### What you are asked to do
Every line of the entries below that mentions "title" is to be copied out.

Stored items from a collection:
------------
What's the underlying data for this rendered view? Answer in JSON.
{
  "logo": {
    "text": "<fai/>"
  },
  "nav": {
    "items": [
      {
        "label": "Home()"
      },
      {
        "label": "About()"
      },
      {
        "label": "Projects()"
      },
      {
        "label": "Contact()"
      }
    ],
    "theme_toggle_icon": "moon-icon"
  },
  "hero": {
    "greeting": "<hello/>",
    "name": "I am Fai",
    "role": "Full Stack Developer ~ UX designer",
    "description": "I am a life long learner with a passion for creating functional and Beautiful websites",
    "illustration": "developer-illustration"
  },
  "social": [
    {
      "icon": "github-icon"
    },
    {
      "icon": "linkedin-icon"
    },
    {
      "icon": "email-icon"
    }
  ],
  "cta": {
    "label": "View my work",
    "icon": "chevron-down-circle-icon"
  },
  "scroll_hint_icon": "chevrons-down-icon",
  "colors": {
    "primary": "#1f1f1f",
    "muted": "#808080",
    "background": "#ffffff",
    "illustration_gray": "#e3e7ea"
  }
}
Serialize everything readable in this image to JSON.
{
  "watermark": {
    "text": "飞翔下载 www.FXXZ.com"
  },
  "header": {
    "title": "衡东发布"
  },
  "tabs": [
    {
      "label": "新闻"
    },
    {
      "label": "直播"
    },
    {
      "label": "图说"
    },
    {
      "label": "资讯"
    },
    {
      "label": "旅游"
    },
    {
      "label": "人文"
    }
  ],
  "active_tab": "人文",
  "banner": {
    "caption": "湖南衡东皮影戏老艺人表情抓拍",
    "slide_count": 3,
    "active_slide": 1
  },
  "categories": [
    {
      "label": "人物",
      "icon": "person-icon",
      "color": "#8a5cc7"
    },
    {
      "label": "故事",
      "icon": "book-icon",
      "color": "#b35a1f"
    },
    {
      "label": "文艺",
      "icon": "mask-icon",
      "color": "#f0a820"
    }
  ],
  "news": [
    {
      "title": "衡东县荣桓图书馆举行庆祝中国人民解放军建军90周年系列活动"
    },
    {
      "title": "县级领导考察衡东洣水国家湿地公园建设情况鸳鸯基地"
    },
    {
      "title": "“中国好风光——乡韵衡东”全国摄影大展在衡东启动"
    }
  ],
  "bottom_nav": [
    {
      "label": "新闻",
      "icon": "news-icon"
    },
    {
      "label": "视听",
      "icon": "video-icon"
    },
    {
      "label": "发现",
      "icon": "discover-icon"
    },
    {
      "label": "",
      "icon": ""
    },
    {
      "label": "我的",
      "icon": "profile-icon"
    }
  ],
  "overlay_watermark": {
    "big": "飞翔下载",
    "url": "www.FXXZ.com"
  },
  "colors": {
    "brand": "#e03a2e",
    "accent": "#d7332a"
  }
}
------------
### Written solution
    "title": "衡东发布"
      "title": "衡东县荣桓图书馆举行庆祝中国人民解放军建军90周年系列活动"
      "title": "县级领导考察衡东洣水国家湿地公园建设情况鸳鸯基地"
      "title": "“中国好风光——乡韵衡东”全国摄影大展在衡东启动"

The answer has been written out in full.